Figs, the Genus Ficus brings together those histories, ancient and modern, to present an extraordinary profile of an extraordinary plant with an abundance of medical uses and a reputation as both a delicacy and a diet staple in some regions of the world. Several chapters within the book are devoted to intensive study of different parts of the tree: fruits, leaves, bark and stem, roots, and latex. These chapters discuss the Ficus genus as a whole, including the botany of the most important species that have been related to that particular part pharmacologically.
The authors, Dr. Ephraim Lansky MD, highly respected as one of the world’s only physician pharmcognocists and Dr. Helena Paavilainen, a renowned researcher of natural products, go on to consider the chemistry and pharmacology of each part in selected Ficus species, and modern, medieval, and ancient methods for obtaining and preparing the beneficial components from that plant part for medicinal use. Special attention is paid to the plants' propensity for fighting inflammation, including cancer.
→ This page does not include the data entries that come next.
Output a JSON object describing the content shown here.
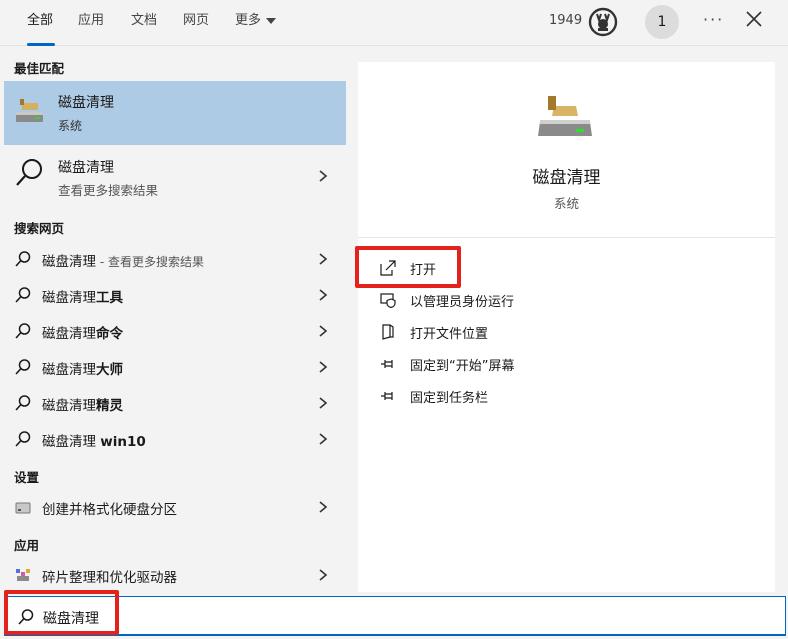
{
  "tabs": [
    {
      "label": "全部",
      "active": true
    },
    {
      "label": "应用"
    },
    {
      "label": "文档"
    },
    {
      "label": "网页"
    },
    {
      "label": "更多"
    }
  ],
  "header": {
    "points": "1949",
    "avatar_initial": "1",
    "more_icon": "more-dots-icon",
    "close_icon": "close-icon"
  },
  "left": {
    "sections": {
      "best_match": "最佳匹配",
      "web": "搜索网页",
      "settings": "设置",
      "apps": "应用"
    },
    "best_match": {
      "title": "磁盘清理",
      "subtitle": "系统"
    },
    "web_search_top": {
      "title": "磁盘清理",
      "subtitle": "查看更多搜索结果"
    },
    "web_items": [
      {
        "prefix": "磁盘清理",
        "bold": "",
        "suffix": " - 查看更多搜索结果"
      },
      {
        "prefix": "磁盘清理",
        "bold": "工具",
        "suffix": ""
      },
      {
        "prefix": "磁盘清理",
        "bold": "命令",
        "suffix": ""
      },
      {
        "prefix": "磁盘清理",
        "bold": "大师",
        "suffix": ""
      },
      {
        "prefix": "磁盘清理",
        "bold": "精灵",
        "suffix": ""
      },
      {
        "prefix": "磁盘清理 ",
        "bold": "win10",
        "suffix": ""
      }
    ],
    "settings_item": {
      "label": "创建并格式化硬盘分区"
    },
    "apps_item": {
      "label": "碎片整理和优化驱动器"
    }
  },
  "preview": {
    "title": "磁盘清理",
    "subtitle": "系统",
    "actions": [
      {
        "label": "打开",
        "icon": "open-icon"
      },
      {
        "label": "以管理员身份运行",
        "icon": "shield-icon"
      },
      {
        "label": "打开文件位置",
        "icon": "file-location-icon"
      },
      {
        "label": "固定到“开始”屏幕",
        "icon": "pin-icon"
      },
      {
        "label": "固定到任务栏",
        "icon": "pin-icon"
      }
    ]
  },
  "search": {
    "value": "磁盘清理"
  },
  "colors": {
    "accent": "#0067c0",
    "highlight": "#aecbe6",
    "annotation_red": "#e3221c"
  }
}
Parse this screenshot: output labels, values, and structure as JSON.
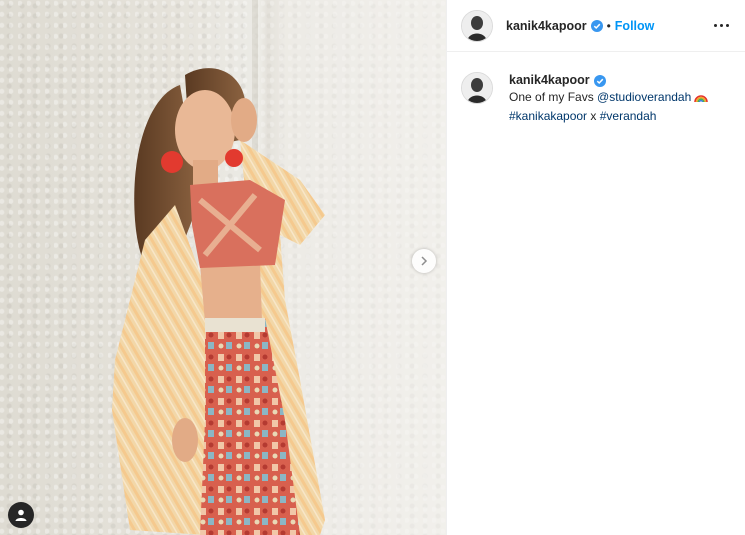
{
  "post": {
    "username": "kanik4kapoor",
    "follow_label": "Follow",
    "separator": "•"
  },
  "caption": {
    "username": "kanik4kapoor",
    "text_before": "One of my Favs ",
    "mention": "@studioverandah",
    "emoji": "rainbow",
    "hashtag1": "#kanikakapoor",
    "joiner": " x ",
    "hashtag2": "#verandah"
  },
  "colors": {
    "accent": "#0095f6",
    "link": "#00376b",
    "text": "#262626",
    "divider": "#efefef"
  },
  "icons": [
    "verified-badge-icon",
    "more-options-icon",
    "next-arrow-icon",
    "user-tag-icon",
    "rainbow-emoji-icon"
  ]
}
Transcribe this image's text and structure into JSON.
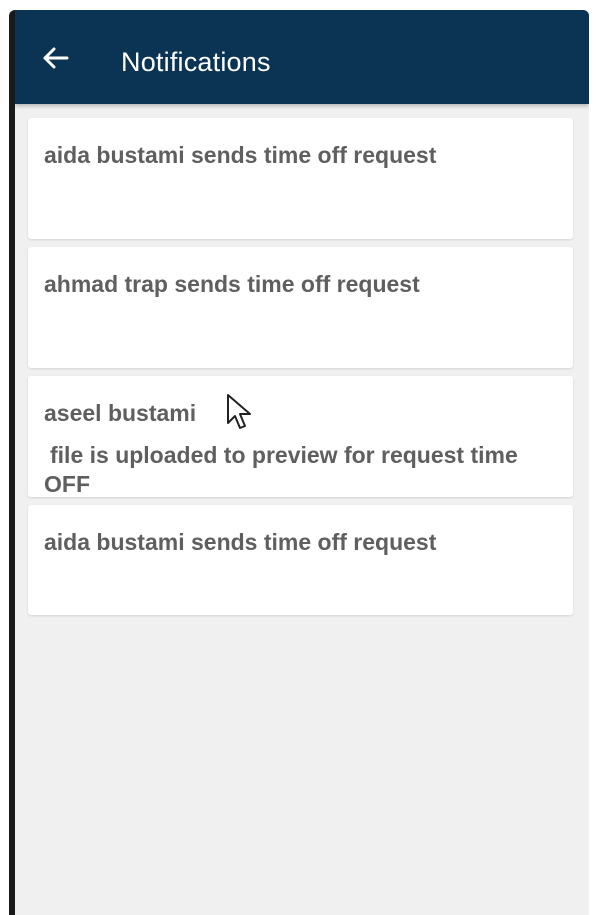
{
  "appbar": {
    "back_icon": "arrow-left-icon",
    "title": "Notifications",
    "background": "#0b3454"
  },
  "notifications": [
    {
      "text": "aida bustami sends time off request"
    },
    {
      "text": "ahmad trap sends time off request"
    },
    {
      "name": "aseel bustami",
      "line2": "file is uploaded to preview for request time",
      "line3": "OFF"
    },
    {
      "text": "aida bustami sends time off request"
    }
  ],
  "cursor_icon": "mouse-pointer-icon"
}
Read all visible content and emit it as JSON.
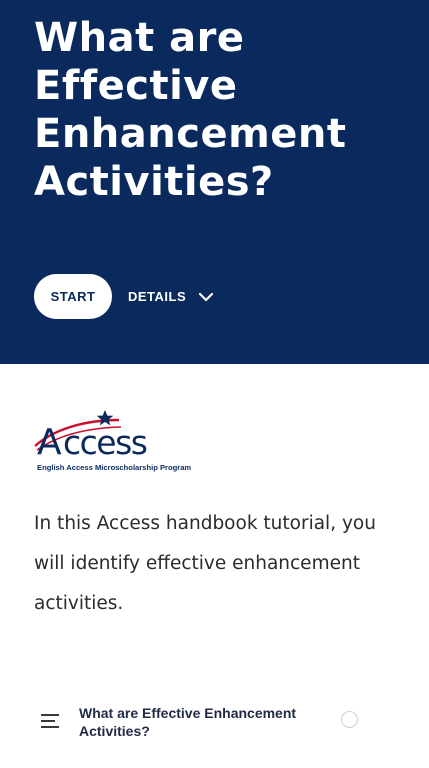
{
  "hero": {
    "title": "What are Effective Enhancement Activities?",
    "start_label": "START",
    "details_label": "DETAILS",
    "background": "#0a2a5e"
  },
  "logo": {
    "wordmark": "Access",
    "tagline": "English Access Microscholarship Program",
    "colors": {
      "navy": "#0a2a5e",
      "red": "#c8102e"
    }
  },
  "intro": {
    "text": "In this Access handbook tutorial, you will identify effective enhancement activities."
  },
  "lessons": [
    {
      "title": "What are Effective Enhancement Activities?",
      "icon": "text-lines-icon",
      "status": "not-started"
    }
  ]
}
Figs’ future potential is considered in a number of treatments, as are future areas of research.
Chapter 1. Introduction
Chapter 2. Overview of Ficus genus
Chapter 3. Fruits
Chapter 4. Leaves.
Peptides and Proteins.
Osteoporosis, Viruses, Parasites
Chapter 5. Latex
Historical Uses of Ficus Latex
Chemistry and Pharmacology of Fig Latex
Signal Transduction Modulation
For the Plant
Chapter 6. Bark, Wood, and Stems
Chapter 7. Roots (Including Aerial Roots and Root Bark)
Chapter 8. Fig Wasps.
Chapter 9. Figs and Humans
Ecology, Nutrition, and Novel Applications
Figs and Medicine.
Chapter 10. Ficus Post-Script
"[...] interesting and informative, and written in an easily read and absorbed style."
– John H. Cardelina, II, in Journal of Natural Products, Nov. 20, 2012